EXERCISE DESCRIPTION:
The records below are to be copied exactly, with every picture left out.

--------------------

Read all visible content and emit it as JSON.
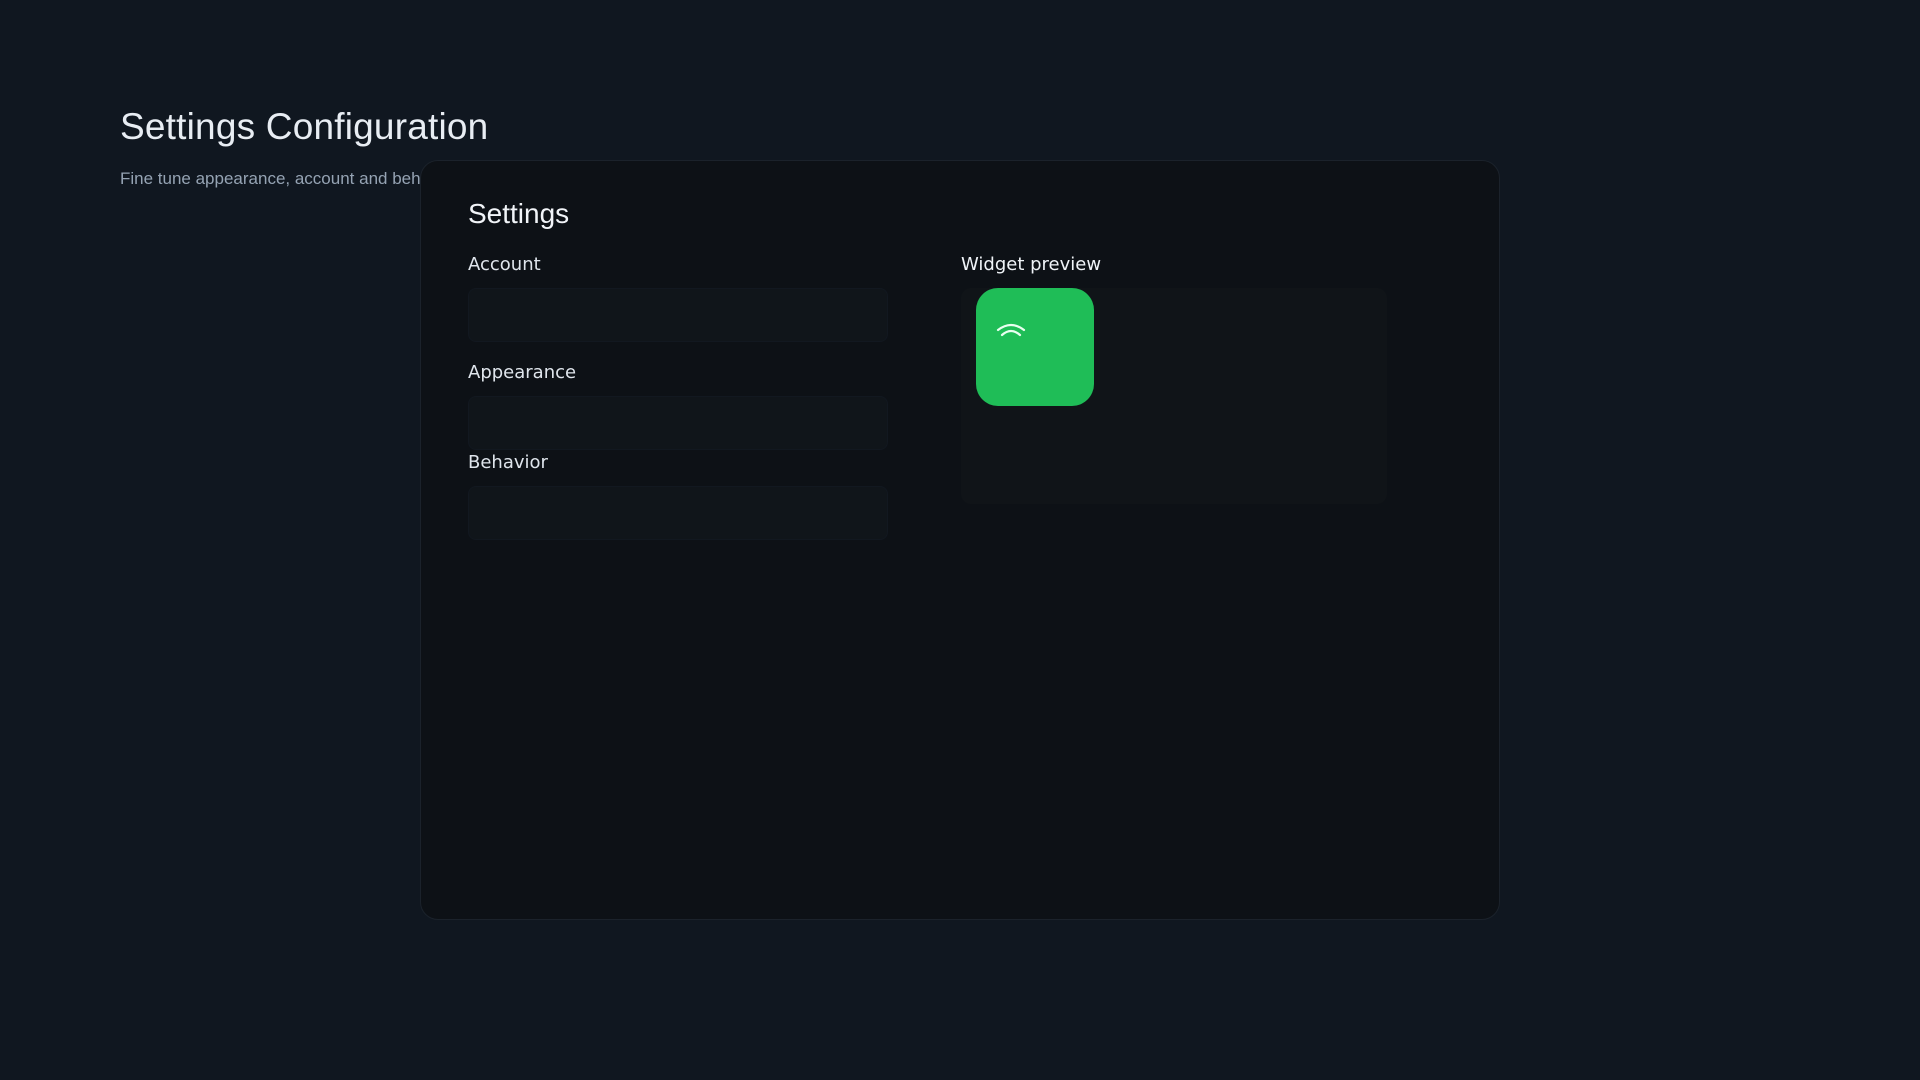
{
  "header": {
    "title": "Settings Configuration",
    "subtitle": "Fine tune appearance, account and behavior"
  },
  "card": {
    "title": "Settings",
    "sections": [
      {
        "label": "Account"
      },
      {
        "label": "Appearance"
      },
      {
        "label": "Behavior"
      }
    ]
  },
  "preview": {
    "label": "Widget preview",
    "widget_color": "#1fbd57",
    "widget_icon": "wifi-icon"
  },
  "colors": {
    "background": "#101720",
    "card": "#0d1116",
    "accent": "#1fbd57"
  }
}
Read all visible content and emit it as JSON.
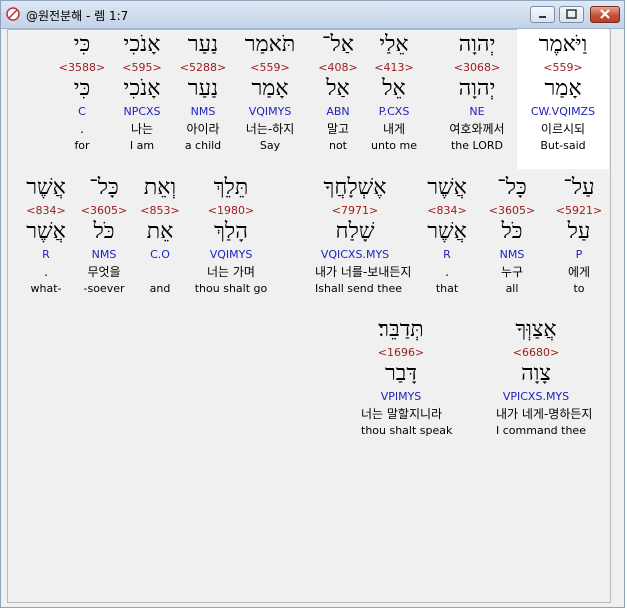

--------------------

WRITTEN ANSWER:
Read all visible content and emit it as JSON.
{
  "header": {
    "title": "Settings Configuration",
    "subtitle": "Fine tune appearance, account and behavior"
  },
  "card": {
    "title": "Settings",
    "sections": [
      {
        "label": "Account"
      },
      {
        "label": "Appearance"
      },
      {
        "label": "Behavior"
      }
    ]
  },
  "preview": {
    "label": "Widget preview",
    "widget_color": "#1fbd57",
    "widget_icon": "wifi-icon"
  },
  "colors": {
    "background": "#101720",
    "card": "#0d1116",
    "accent": "#1fbd57"
  }
}
Read all visible content and emit it as JSON.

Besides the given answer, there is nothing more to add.